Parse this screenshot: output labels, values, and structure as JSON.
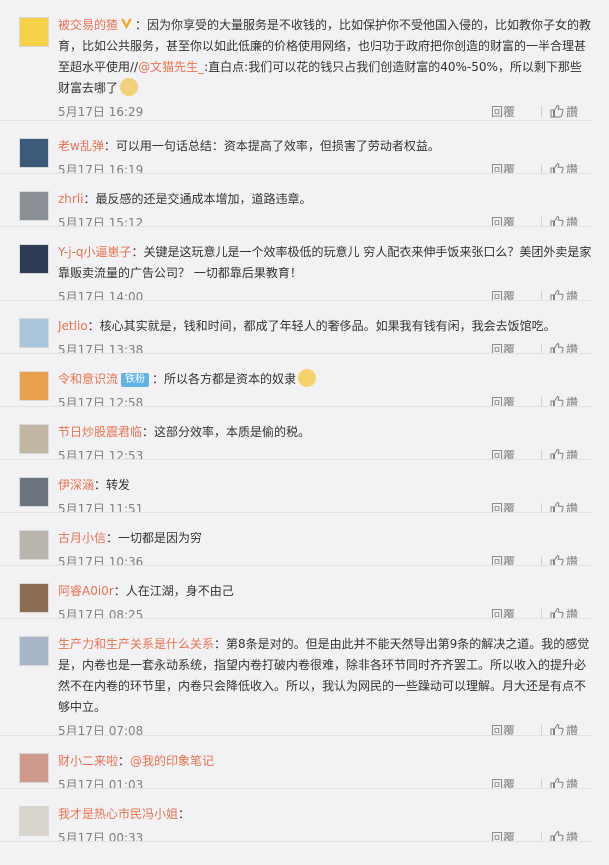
{
  "comments": [
    {
      "user": "被交易的猹",
      "parts": [
        {
          "t": "：因为你享受的大量服务是不收钱的，比如保护你不受他国入侵的，比如教你子女的教育，比如公共服务，甚至你以如此低廉的价格使用网络，也归功于政府把你创造的财富的一半合理甚至超水平使用//"
        },
        {
          "m": "@文猫先生_"
        },
        {
          "t": ":直白点:我们可以花的钱只占我们创造财富的40%-50%，所以剩下那些财富去哪了"
        }
      ],
      "time": "5月17日 16:29"
    },
    {
      "user": "老w乱弹",
      "parts": [
        {
          "t": "：可以用一句话总结：资本提高了效率，但损害了劳动者权益。"
        }
      ],
      "time": "5月17日 16:19"
    },
    {
      "user": "zhrli",
      "parts": [
        {
          "t": "：最反感的还是交通成本增加，道路违章。"
        }
      ],
      "time": "5月17日 15:12"
    },
    {
      "user": "Y-j-q小逼崽子",
      "parts": [
        {
          "t": "：关键是这玩意儿是一个效率极低的玩意儿 穷人配衣来伸手饭来张口么？美团外卖是家靠贩卖流量的广告公司？ 一切都靠后果教育！"
        }
      ],
      "time": "5月17日 14:00"
    },
    {
      "user": "Jetlio",
      "parts": [
        {
          "t": "：核心其实就是，钱和时间，都成了年轻人的奢侈品。如果我有钱有闲，我会去饭馆吃。"
        }
      ],
      "time": "5月17日 13:38"
    },
    {
      "user": "令和意识流",
      "tag": "铁粉",
      "parts": [
        {
          "t": "：所以各方都是资本的奴隶"
        }
      ],
      "time": "5月17日 12:58"
    },
    {
      "user": "节日炒股震君临",
      "parts": [
        {
          "t": "：这部分效率，本质是偷的税。"
        }
      ],
      "time": "5月17日 12:53"
    },
    {
      "user": "伊深涵",
      "parts": [
        {
          "t": "：转发"
        }
      ],
      "time": "5月17日 11:51"
    },
    {
      "user": "古月小信",
      "parts": [
        {
          "t": "：一切都是因为穷"
        }
      ],
      "time": "5月17日 10:36"
    },
    {
      "user": "阿睿A0i0r",
      "parts": [
        {
          "t": "：人在江湖，身不由己"
        }
      ],
      "time": "5月17日 08:25"
    },
    {
      "user": "生产力和生产关系是什么关系",
      "parts": [
        {
          "t": "：第8条是对的。但是由此并不能天然导出第9条的解决之道。我的感觉是，内卷也是一套永动系统，指望内卷打破内卷很难，除非各环节同时齐齐罢工。所以收入的提升必然不在内卷的环节里，内卷只会降低收入。所以，我认为网民的一些躁动可以理解。月大还是有点不够中立。"
        }
      ],
      "time": "5月17日 07:08"
    },
    {
      "user": "财小二来啦",
      "parts": [
        {
          "t": "："
        },
        {
          "m": "@我的印象笔记"
        }
      ],
      "time": "5月17日 01:03"
    },
    {
      "user": "我才是热心市民冯小姐",
      "parts": [
        {
          "t": "：​"
        }
      ],
      "time": "5月17日 00:33"
    }
  ],
  "actions": {
    "reply": "回覆",
    "like": "讚"
  },
  "avatar_colors": [
    "#f5d24a",
    "#3c5b7a",
    "#8a8f96",
    "#2d3b55",
    "#a9c6dd",
    "#e8a04f",
    "#c2b6a4",
    "#6d7580",
    "#b9b4ac",
    "#8c6d55",
    "#a9b6c9",
    "#cf9a8e",
    "#d8d4cc"
  ],
  "colors": {
    "username": "#eb7350",
    "background": "#f2f2f5",
    "meta": "#808080"
  }
}
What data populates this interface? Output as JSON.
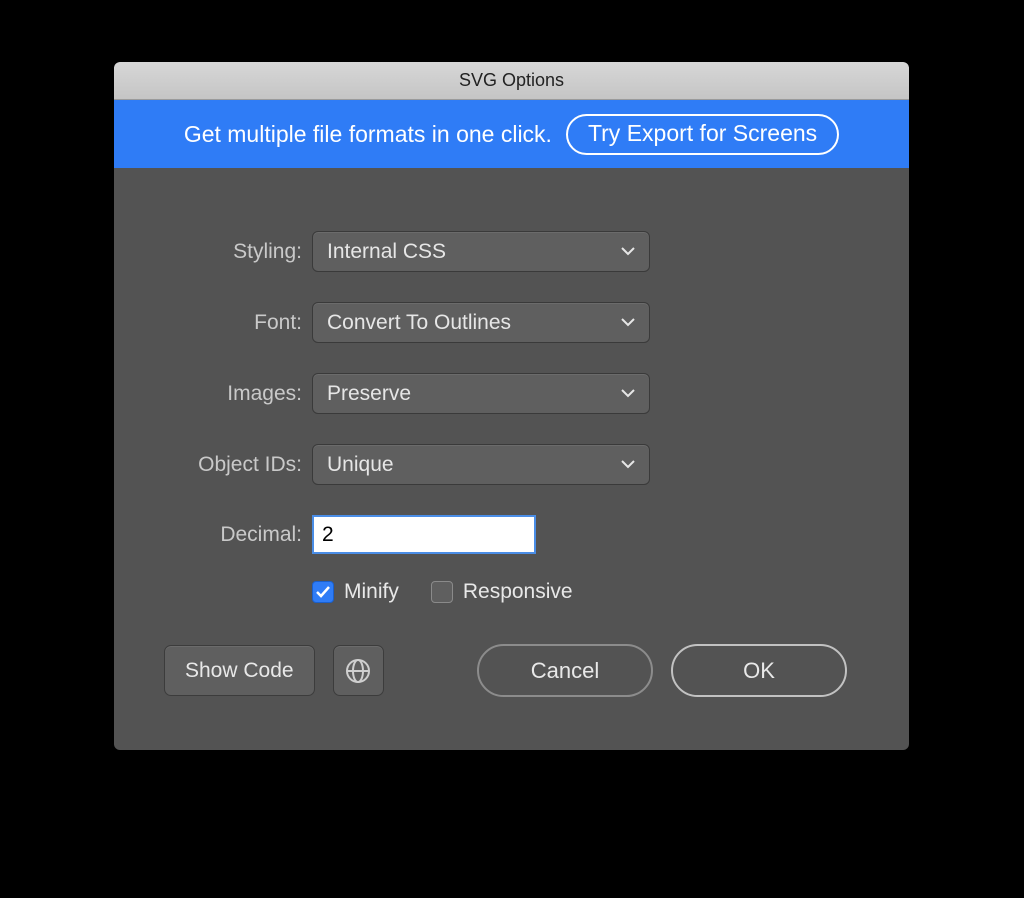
{
  "title": "SVG Options",
  "banner": {
    "text": "Get multiple file formats in one click.",
    "button": "Try Export for Screens"
  },
  "labels": {
    "styling": "Styling:",
    "font": "Font:",
    "images": "Images:",
    "object_ids": "Object IDs:",
    "decimal": "Decimal:"
  },
  "selects": {
    "styling": "Internal CSS",
    "font": "Convert To Outlines",
    "images": "Preserve",
    "object_ids": "Unique"
  },
  "decimal_value": "2",
  "checks": {
    "minify_label": "Minify",
    "responsive_label": "Responsive"
  },
  "buttons": {
    "show_code": "Show Code",
    "cancel": "Cancel",
    "ok": "OK"
  }
}
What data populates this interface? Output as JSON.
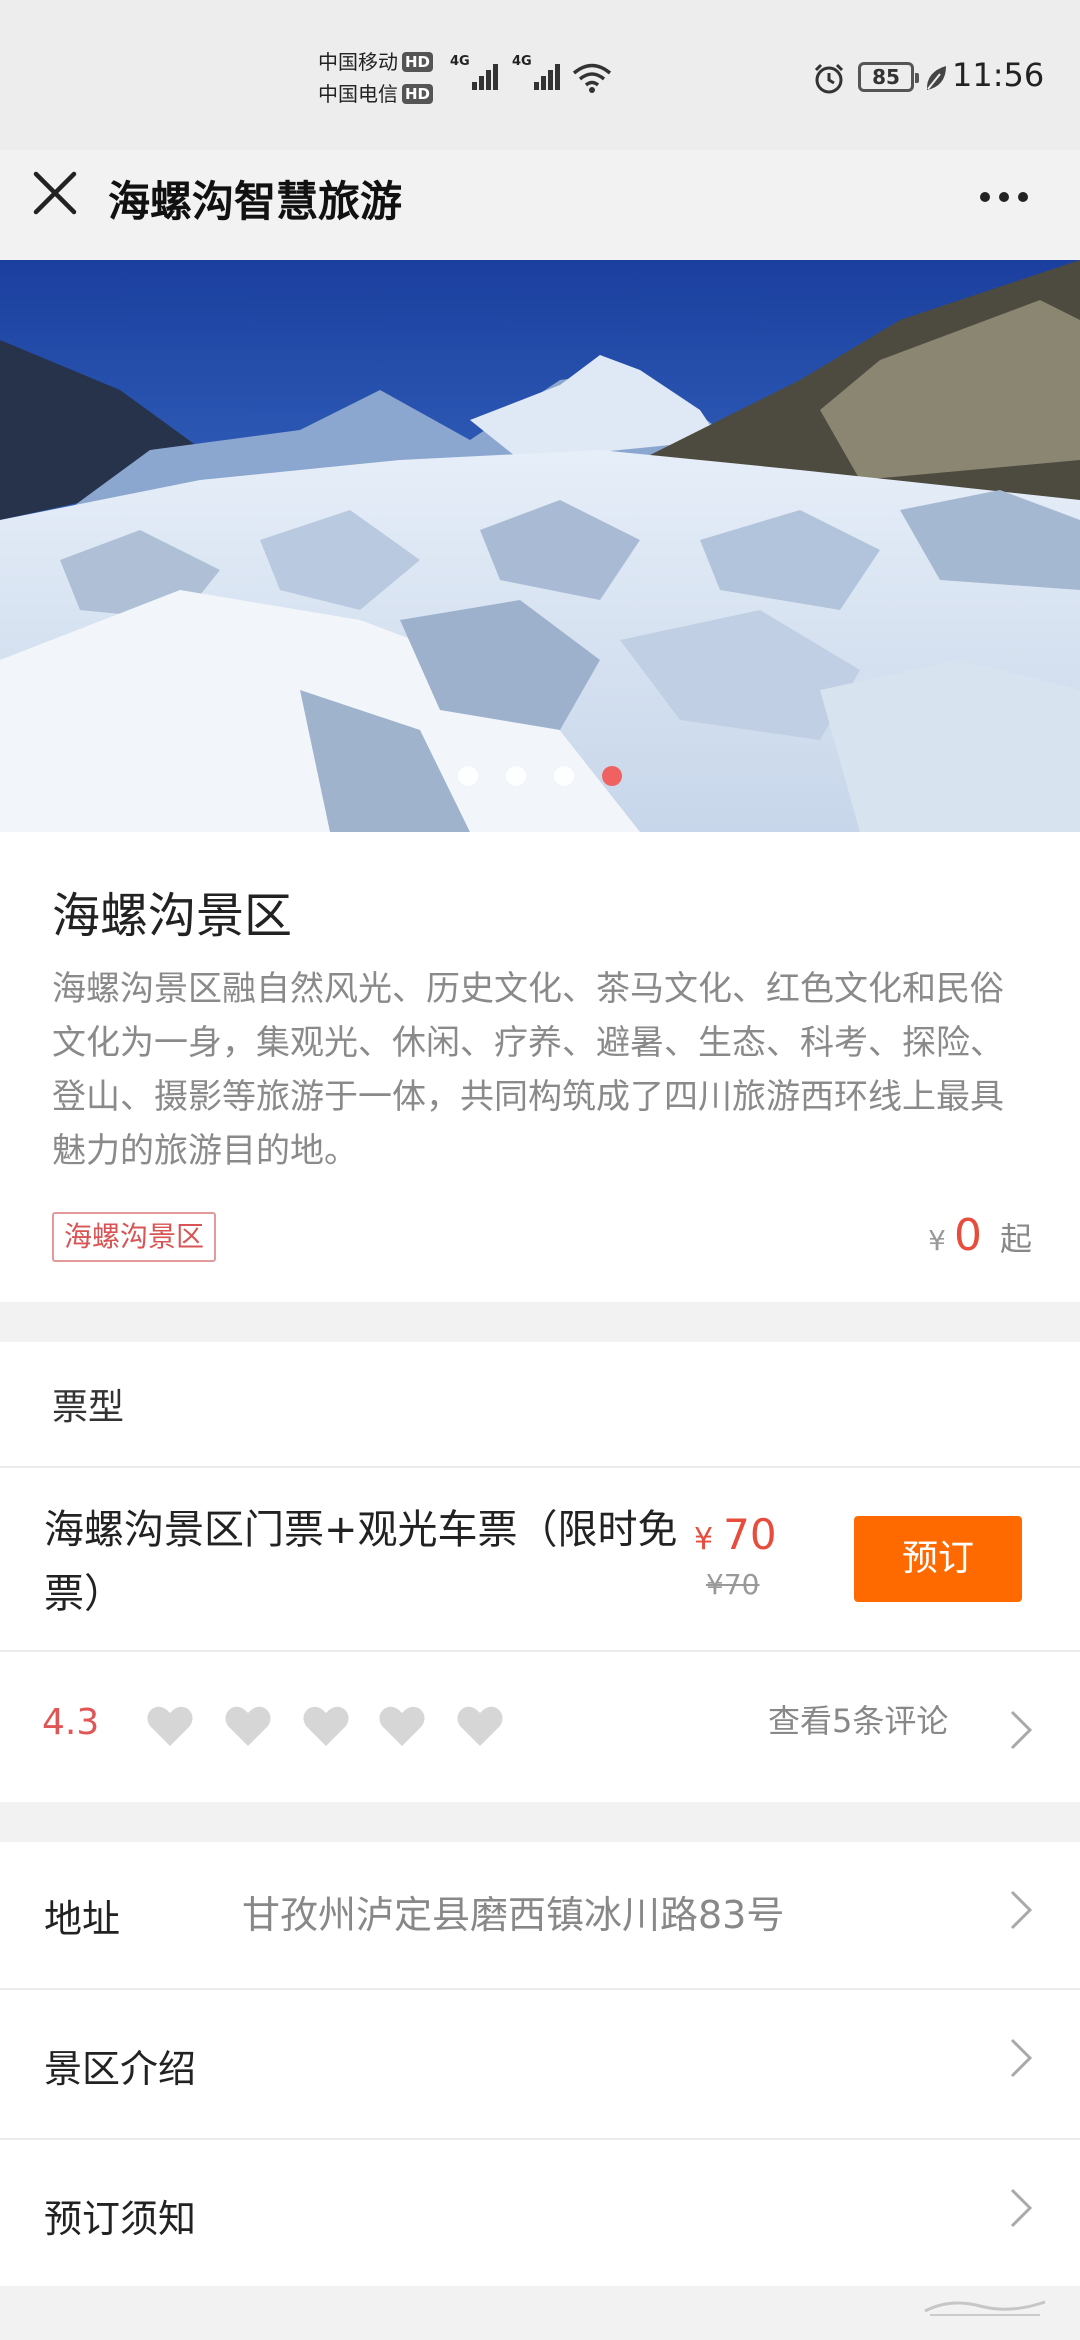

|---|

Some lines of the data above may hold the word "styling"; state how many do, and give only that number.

2